The NCAA has cancelled March madness. The NBA has suspended its season. Several meetings have been cancelled in my own hospital, and we are working very hard on planning what to do in case a COVID-19 patient shows up. We have set up a tent outside of our ER. It is likely going to get much worse before it gets better.
I really understand why all this is happening, why authorities are canceling large events. It is really important that they do so.
It is a scary time right now. I share that fear, as well. I am a Critical Care physician, and I will be right in the line of fire if patients start showing up to our hospital with COVID-19. We are learning all that we can about the virus and what it does. We are learning best practices on how to adequately take care of these patients. Still, I am also a father and husband and son. I worry about my — or anyone in my family — getting this virus, especially my parents and my wife’s parents.
Still, I really understand why all this is happening, why authorities are canceling large events. It is really important that they do so, and it is because of the graph below:
All of these disruptions in our daily lives are occurring because we are trying — as hard as we can — to stop the virus from propagating. The more we do — by washing our hands (again, and again, and again), by coughing into our elbows, by staying home if we are sick , and limiting large gatherings — the more we can help slow down the progression of the virus. And when we can do that, we can help prevent overwhelming the healthcare system.
Delaying sports and other large gatherings are nothing in the big scheme of things if we can prevent overwhelming the healthcare system.
Protecting the healthcare system from the breaking point is of the utmost importance. If a huge spike of patients show up to the hospital critically ill from COVID-19 — because we as a society have not done what we are supposed to do — hospitals across the country will not be able to handle the load, as the red part of the graph shows. There are only about 1,000,000 hospital beds in the entire country (much less ICU beds). If even only 3 million people need hospitalization, the system will break.
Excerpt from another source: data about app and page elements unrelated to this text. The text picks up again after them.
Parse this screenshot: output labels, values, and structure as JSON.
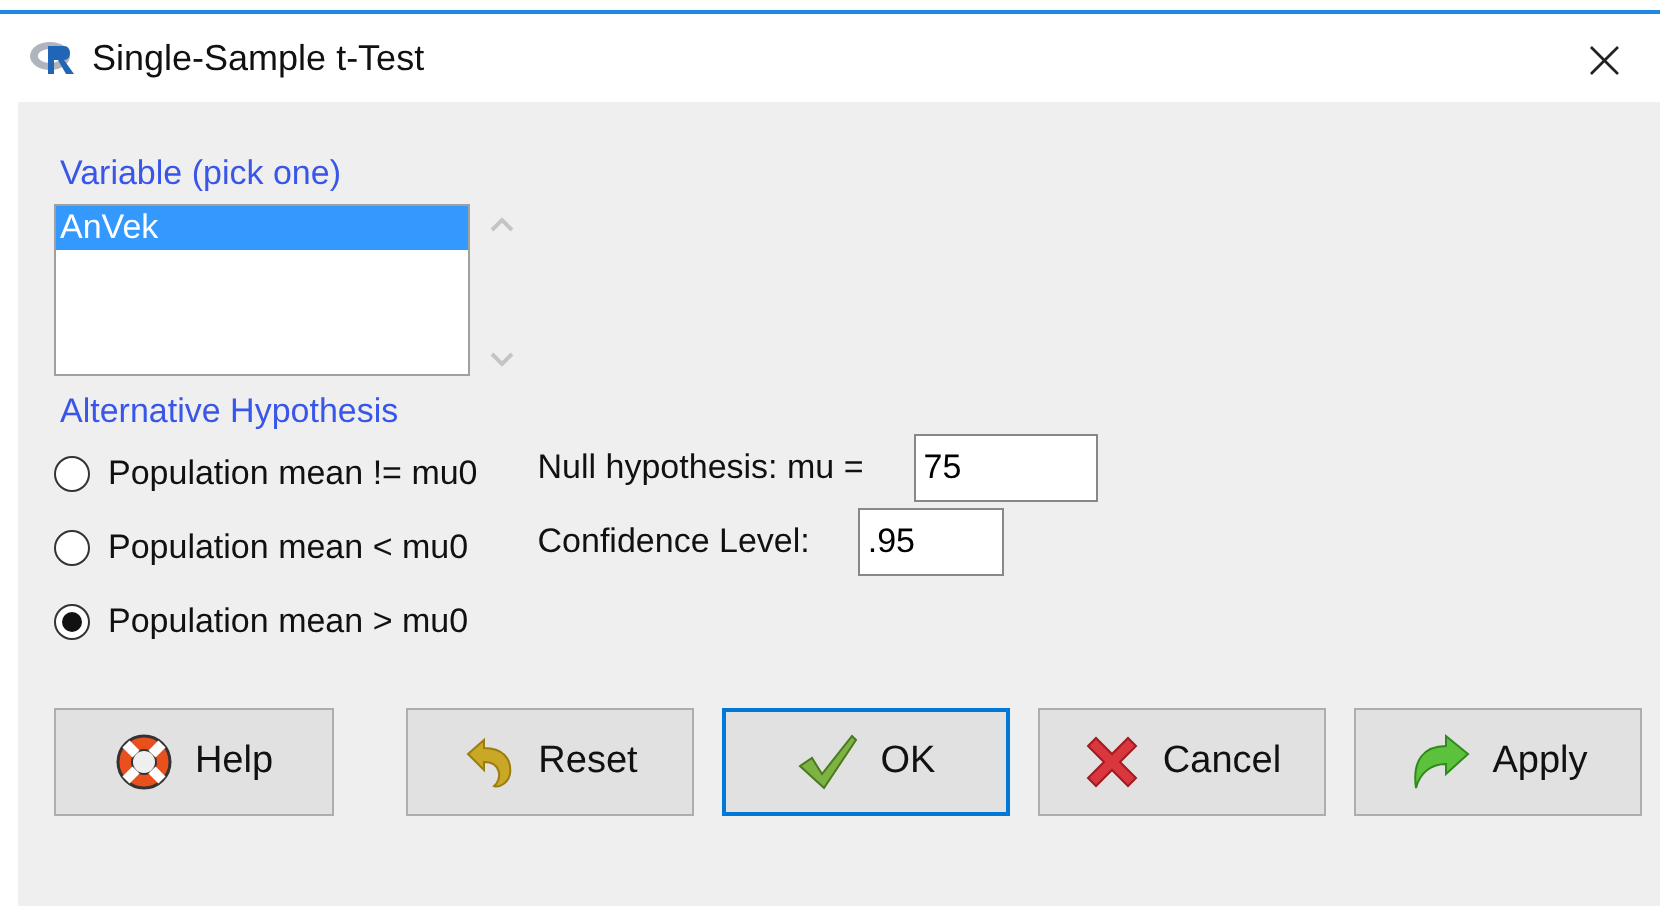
{
  "window": {
    "title": "Single-Sample t-Test",
    "close": "×"
  },
  "variable": {
    "label": "Variable (pick one)",
    "items": [
      {
        "text": "AnVek",
        "selected": true
      }
    ]
  },
  "alternative": {
    "label": "Alternative Hypothesis",
    "options": [
      {
        "text": "Population mean != mu0",
        "selected": false
      },
      {
        "text": "Population mean < mu0",
        "selected": false
      },
      {
        "text": "Population mean > mu0",
        "selected": true
      }
    ]
  },
  "fields": [
    {
      "label": "Null hypothesis: mu =",
      "value": "75",
      "kind": "wide"
    },
    {
      "label": "Confidence Level:",
      "value": ".95",
      "kind": "narrow"
    }
  ],
  "buttons": [
    {
      "label": "Help",
      "kind": "help",
      "focused": false
    },
    {
      "label": "Reset",
      "kind": "reset",
      "focused": false
    },
    {
      "label": "OK",
      "kind": "ok",
      "focused": true
    },
    {
      "label": "Cancel",
      "kind": "cancel",
      "focused": false
    },
    {
      "label": "Apply",
      "kind": "apply",
      "focused": false
    }
  ]
}
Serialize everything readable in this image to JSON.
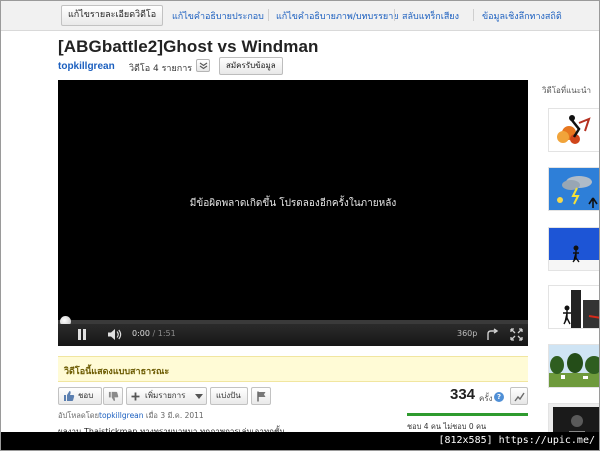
{
  "topbar": {
    "edit_video_details": "แก้ไขรายละเอียดวิดีโอ",
    "links": [
      "แก้ไขคำอธิบายประกอบ",
      "แก้ไขคำอธิบายภาพ/บทบรรยาย",
      "สลับแทร็กเสียง",
      "ข้อมูลเชิงลึกทางสถิติ"
    ]
  },
  "video": {
    "title": "[ABGbattle2]Ghost vs Windman",
    "channel": "topkillgrean",
    "video_count": "วิดีโอ 4 รายการ",
    "subscribe_label": "สมัครรับข้อมูล"
  },
  "player": {
    "error_message": "มีข้อผิดพลาดเกิดขึ้น โปรดลองอีกครั้งในภายหลัง",
    "current_time": "0:00",
    "duration": "/ 1:51",
    "quality": "360p",
    "progress": 0
  },
  "sidebar": {
    "recommended_label": "วิดีโอที่แนะนำ"
  },
  "visibility": {
    "public_text": "วิดีโอนี้แสดงแบบสาธารณะ"
  },
  "actions": {
    "like_label": "ชอบ",
    "add_to_label": "เพิ่มรายการ",
    "share_label": "แบ่งปัน",
    "view_count": "334",
    "view_unit": "ครั้ง",
    "help": "?"
  },
  "meta": {
    "uploaded_by_prefix": "อัปโหลดโดย",
    "uploader": "topkillgrean",
    "date": "เมื่อ 3 มี.ค. 2011",
    "description": "ผลงาน Thaistickman ทางทรายนาหมา ทุกภาพการเล่นเอาทุกชั้น",
    "likes_text": "ชอบ 4 คน ไม่ชอบ 0 คน"
  },
  "footer": {
    "text": "[812x585] https://upic.me/"
  },
  "colors": {
    "link": "#1b5fbf",
    "player_bg": "#000000",
    "public_bg": "#fffbd6",
    "like_bar": "#2f9b2f"
  }
}
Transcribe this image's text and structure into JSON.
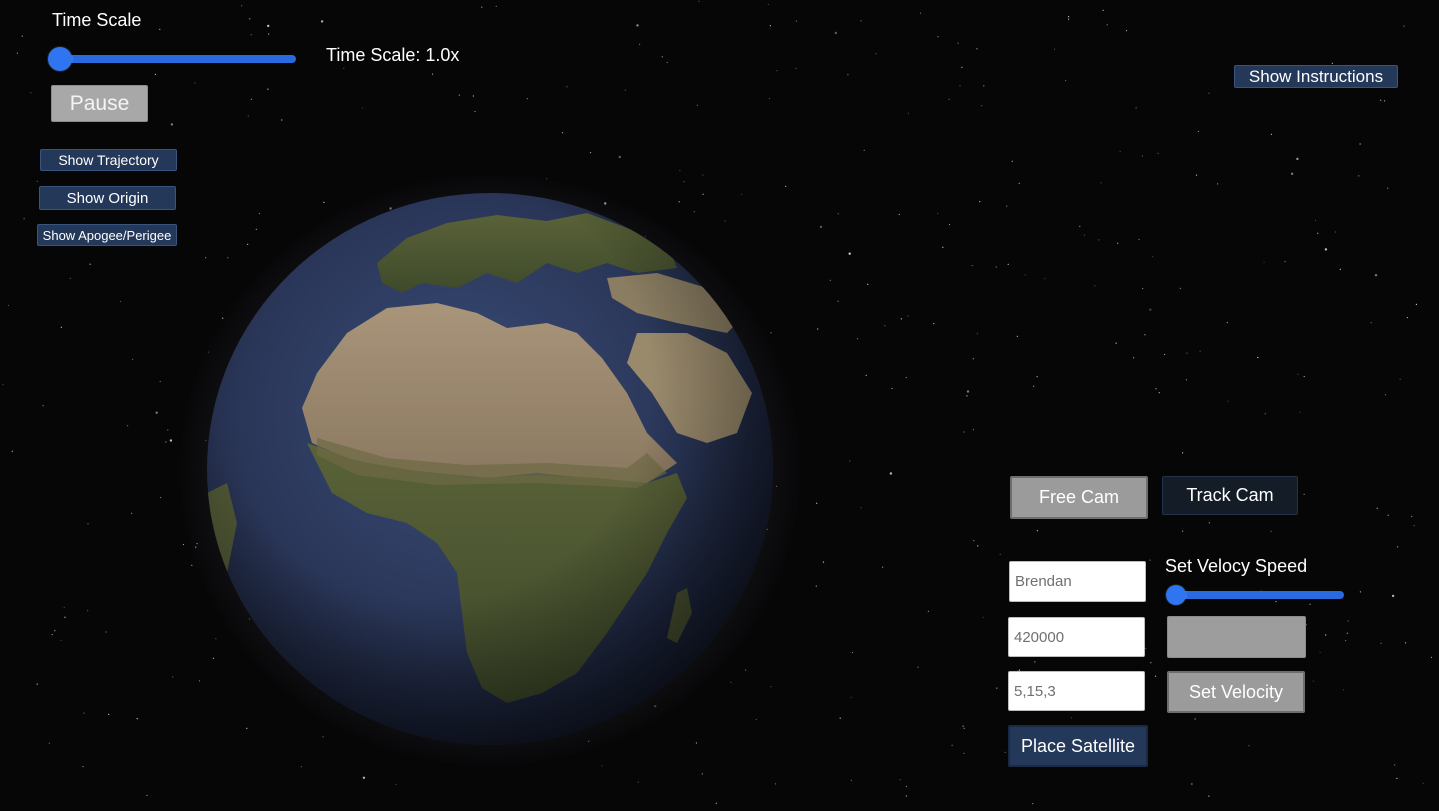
{
  "time_controls": {
    "heading": "Time Scale",
    "readout": "Time Scale: 1.0x",
    "slider_value": 0.0,
    "pause_label": "Pause"
  },
  "toggles": {
    "trajectory_label": "Show Trajectory",
    "origin_label": "Show Origin",
    "apsides_label": "Show Apogee/Perigee"
  },
  "help": {
    "instructions_label": "Show Instructions"
  },
  "camera": {
    "free_label": "Free Cam",
    "track_label": "Track Cam"
  },
  "satellite_form": {
    "name_value": "Brendan",
    "altitude_value": "420000",
    "vector_value": "5,15,3",
    "place_label": "Place Satellite",
    "velocity_speed_heading": "Set Velocy Speed",
    "velocity_speed_value": 0.0,
    "set_velocity_label": "Set Velocity"
  },
  "colors": {
    "accent_blue": "#2f74f0",
    "navy_button": "#24385a",
    "grey_button": "#a8a8a8",
    "space_background": "#060607"
  }
}
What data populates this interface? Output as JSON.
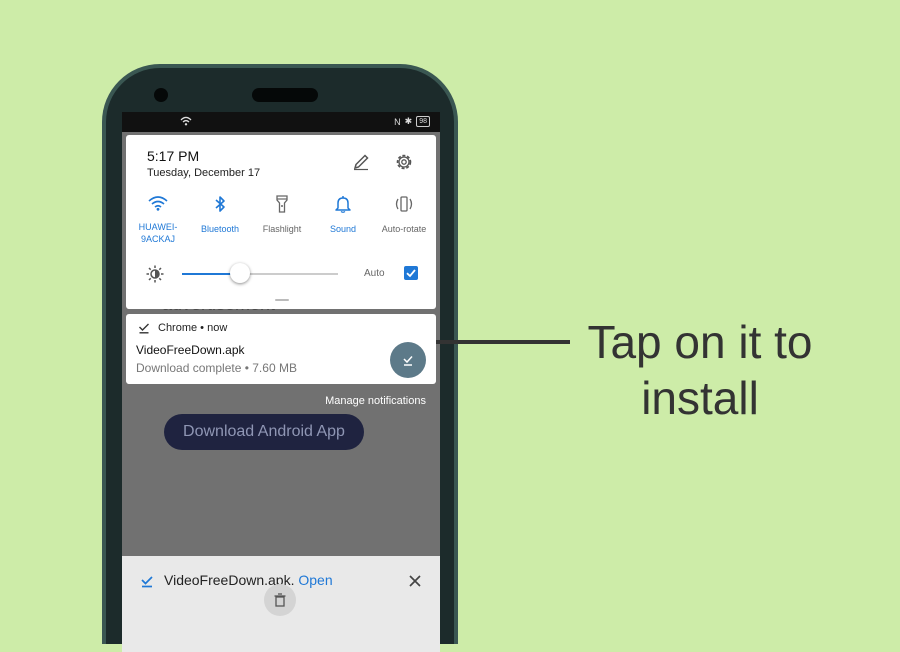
{
  "status_bar": {
    "battery": "98"
  },
  "quick_settings": {
    "time": "5:17 PM",
    "date": "Tuesday, December 17",
    "tiles": [
      {
        "label": "HUAWEI-9ACKAJ",
        "icon": "wifi-icon",
        "active": true
      },
      {
        "label": "Bluetooth",
        "icon": "bluetooth-icon",
        "active": true
      },
      {
        "label": "Flashlight",
        "icon": "flashlight-icon",
        "active": false
      },
      {
        "label": "Sound",
        "icon": "bell-icon",
        "active": true
      },
      {
        "label": "Auto-rotate",
        "icon": "auto-rotate-icon",
        "active": false
      }
    ],
    "brightness_level": 0.37,
    "auto_label": "Auto",
    "auto_checked": true
  },
  "notification": {
    "app_header": "Chrome • now",
    "title": "VideoFreeDown.apk",
    "body": "Download complete • 7.60 MB"
  },
  "manage_notifications": "Manage notifications",
  "background_page": {
    "partial_text": "advertisement",
    "button_label": "Download Android App"
  },
  "download_bar": {
    "filename": "VideoFreeDown.apk.",
    "open_label": "Open"
  },
  "callout": {
    "line1": "Tap on it to",
    "line2": "install"
  },
  "colors": {
    "background": "#cdeca8",
    "accent_blue": "#1f78d6",
    "phone_body": "#1c2b2b",
    "action_button": "#5d7a89"
  }
}
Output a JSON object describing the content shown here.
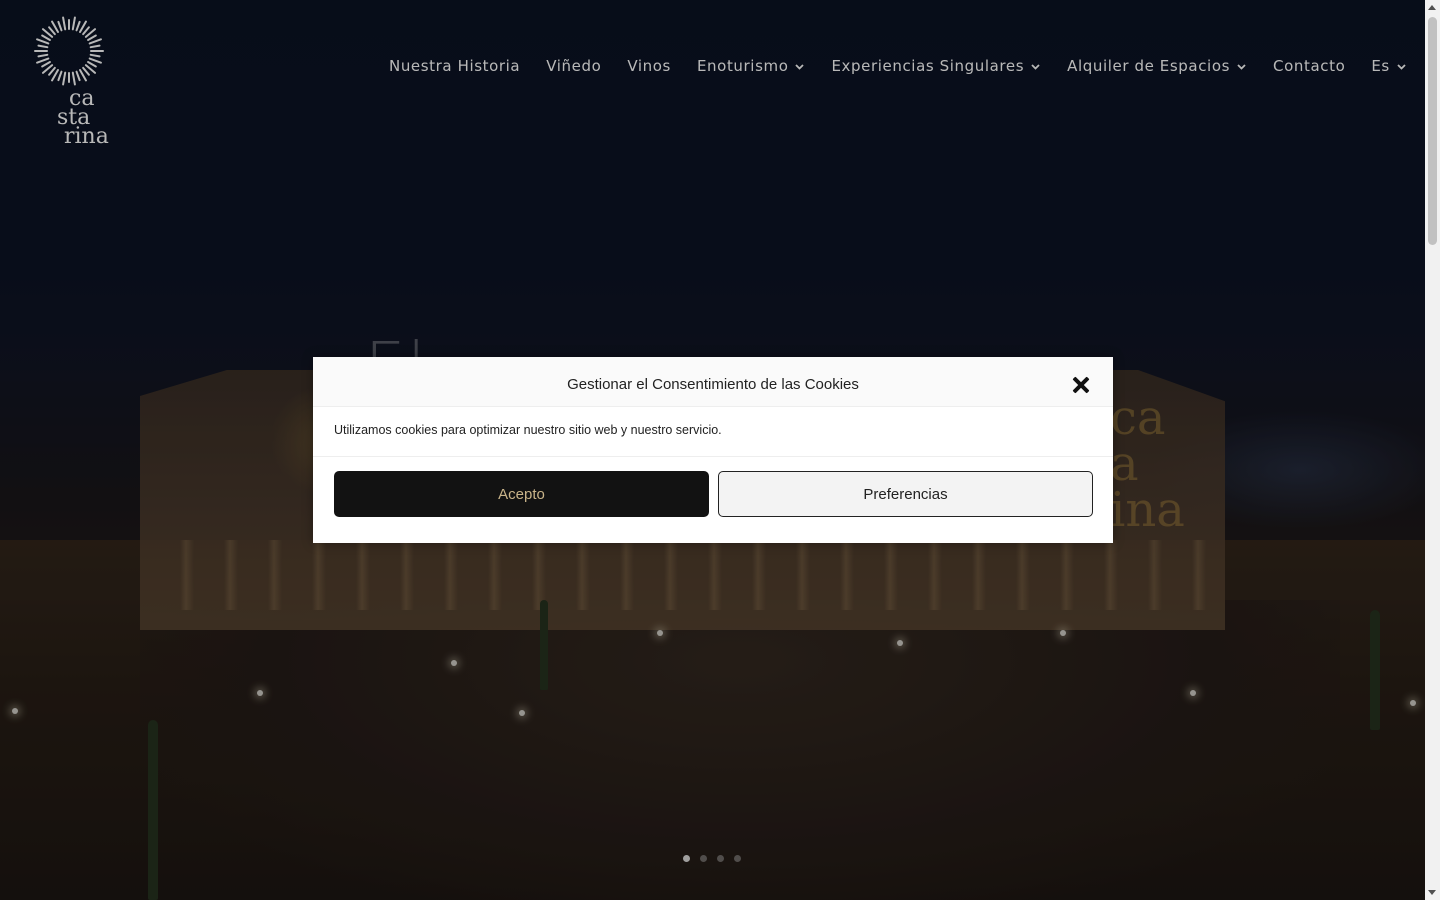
{
  "brand": {
    "logo_lines": [
      "ca",
      "sta",
      "rina"
    ]
  },
  "nav": {
    "items": [
      {
        "label": "Nuestra Historia",
        "dropdown": false
      },
      {
        "label": "Viñedo",
        "dropdown": false
      },
      {
        "label": "Vinos",
        "dropdown": false
      },
      {
        "label": "Enoturismo",
        "dropdown": true
      },
      {
        "label": "Experiencias Singulares",
        "dropdown": true
      },
      {
        "label": "Alquiler de Espacios",
        "dropdown": true
      },
      {
        "label": "Contacto",
        "dropdown": false
      },
      {
        "label": "Es",
        "dropdown": true
      }
    ]
  },
  "hero": {
    "heading": "El",
    "slides_total": 4,
    "active_slide": 1
  },
  "cookie_modal": {
    "title": "Gestionar el Consentimiento de las Cookies",
    "message": "Utilizamos cookies para optimizar nuestro sitio web y nuestro servicio.",
    "accept_label": "Acepto",
    "preferences_label": "Preferencias",
    "close_icon": "close-icon"
  },
  "colors": {
    "accept_button_bg": "#121212",
    "accept_button_text": "#c9b48a",
    "nav_text": "#ffffff"
  }
}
This is not only bad for those with COVID-19. There people who have heart attacks, strokes, other infections, cancer, and the like. They also need the hospital. If the local hospital is overwhelmed with COVID-19 patients, then those other patients can’t get the vital care they need as well. This is a major problem.
If, however, we are patient with the disruptions and do all that we can to limit the spread, then hopefully we can contain the outbreak and have a situation characterized by the blue part of the graph.
Yes, even in that blue graph situation, I will likely be very busy as a Critical Care physician. At the same time, I won’t have critically ill patients housed in the hallways, as is the case in other countries around the world. So, we need to be patient. And if these disruptions get worse, our employers, as well as our government, need to support us through these disruptions.
In the big scheme of things, delaying games and fundraisers and events are nothing when compared to protecting the country — especially its most vulnerable population — from the ravages of this disease. And it takes all of us to come together and take the disruptions to our daily life — very likely temporary — into stride. We will all be better, and safer, as a result.